Jack Cashill, who has written extensively on Obama’s background, is taking issue with the much discussed Dinesh D’Souza piece in Forbes , in which he argues that Obama’s anti-colonial attitudes were inherited from his father. As you are probably aware, Cashill has argued convincingly that Bill Ayers is the author of Obama’s autobiography, Dreams From My Father.
He takes the position that Obama was influenced much more by his mother, than his father.
In the article, D’Souza argues that President Obama has absorbed much of his governing philosophy from his socialist, “anticolonial” father, Barack Obama Sr. “According to Obama,” writes D’Souza, “his dream is his father’s dream. Notice that his title is not Dreams of My Father but rather Dreams from My Father
As much as I admire D’Souza, however, I must take issue with his argument.
Yes, Obama does seem to espouse a certain inchoate anticolonialism, but the “dreams” do not come so much from his father as from his mother, and they have been given voice by Obama’s muse, terrorist emeritus Bill Ayers. As a result, Obama’s ideology is less coherent and more malleable than D’Souza would have the reader believe.
D’Souza, like most commentators in the more respectable reaches of the conservative media, goes wrong by denying himself the information unearthed in the blogosphere. He writes of Obama, for instance, “Here is a man who spent his formative years–the first 17 years of his life–off the American mainland.”
Not true. As has now been proved beyond contention, Obama spent the first year of his life in Seattle with his mother, the cruelly named Stanley Ann Dunham, henceforth “Ann.” This is no minor point. Ann left Hawaii within two weeks of Obama’s birth. Barack Obama Sr. may not have seen the boy until he was ten.
In a critical but overlooked scene in Dreams, when Obama’s Indonesian stepfather, Lolo Soetoro, asks his wife to meet some of “her own people” at the American oil company where he worked, she snaps at him, “They are not my people.” Mom raised the young Obama to be wary of the “ugly Americans” in their midst.
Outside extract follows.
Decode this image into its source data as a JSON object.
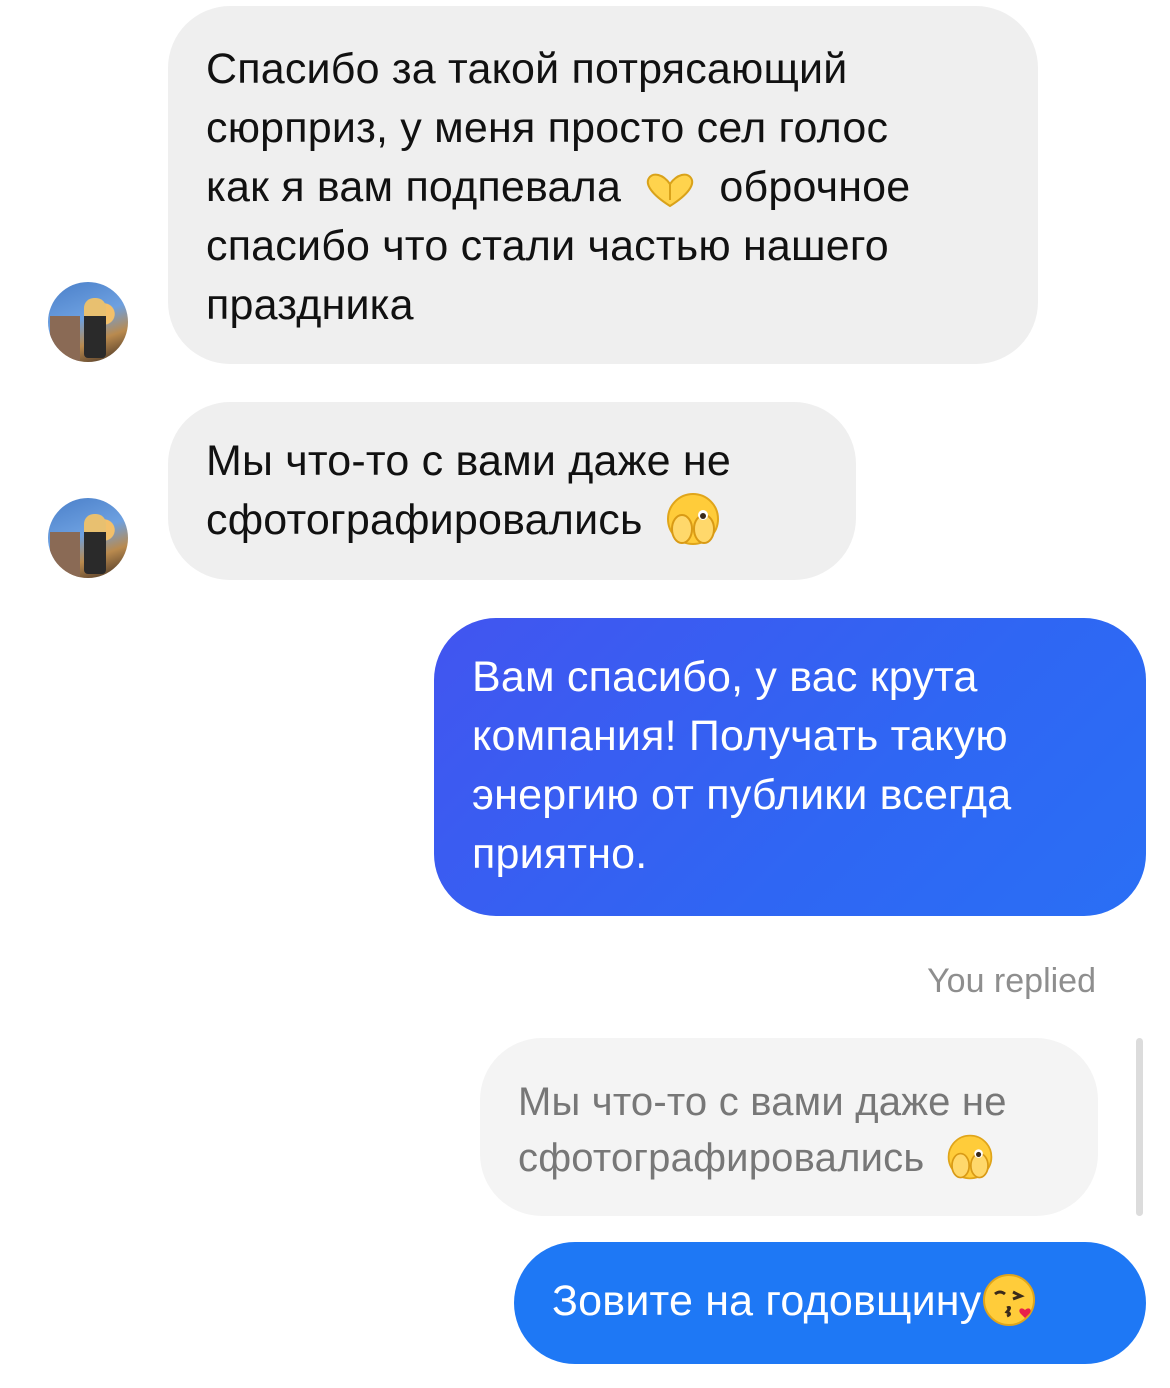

The only thing exceptional about America, she taught him, was Barry Obama himself.
After returning to Hawaii at the age of ten, Obama was mentored by people who shared his mother’s biases, most critically the communist poet and pornographer, Frank Marshall Davis. Upon hitting the mainland as a college freshman, Obama surrounded himself with like-minded souls. “I chose my friends carefully,” he writes in Dreams, “The more politically active black students. The foreign students. The Chicanos. The Marxist professors and structural feminists and punk-rock performance poets.”
In the shaping of the worldview on display in Dreams, no mentor would be more influential than Ayers. In the Forbes article, D’Souza ignores Ayers completely. This is a grave oversight. As I have contested in these pages and will prove beyond doubt in my forthcoming book, Deconstructing Obama, Ayers provided the structure for Dreams, much of its content and all of its style.
Read the entire piece.
I tend to agree with Cashill that Obama inherited more of his muddled anti-colonial, anti-American, anti-capitalist, and far left attitudes from his mother’s side of the family.
Baldilocks is a staunch conservative whose family background on her father’s side bears an uncanny resemblance to Obama’s. Why did she turn out to be Obama’s polar opposite? She notes that the difference for her, was her mother’s side of the family.
Most readers know that my origin and life circumstances are a mirror image of the president’s—some things are frighteningly similar; others radically dissimilar in obvious areas. However, for continuity’s sake, here it is again: courtesy of the Mboya Airlift, our Kenyan Luo fathers arrived in America in 1959 to receive an American education, married and produced children with American women, divorced them, and, upon graduation, returned to their homeland.
Both of us were partially raised by the generation prior to that of our parents–in his case, his maternal grandparents; in my case, my maternal grandmother’s sister and her husband.
When Philip Ochieng and Barack Obama, Sr. arrived in America, their mentors were people like radical Progressives Cora and Peter Weiss, who—via the innocuously coined African American Student Foundation— funded much of the tuition, travel, care and feeding of the Kenyan students selected for the Airlift. (My mother says that when she and my father were in college, their non-African–read: white–social circle included nothing but communists and socialists.)
And herein lies a crucial difference as to the reason that my life turned out differently than Obama’s: both of our biological fathers are socialists and atheists. However, in Obama’s case, his mother’s immediate family consisted of socialists and atheists as well. Mine does not.
Here’s another difference: neither my great-aunt, great-uncle, mother nor American father ever implicated that I was so innately different—so alien– from them, that it was necessary to turn me over to a monster like Frank Marshall Davis for “parenting.” By that very act, the Dunhams indicated to their grandson that they believed him to be inferior because of his black African heritage. It is unbearable even to imagine the things instilled into young Obama’s spirit under such tutelage.
I think we see a clearer picture of Obama when we view his background in it’s entirety.
And it ain’t a pretty picture.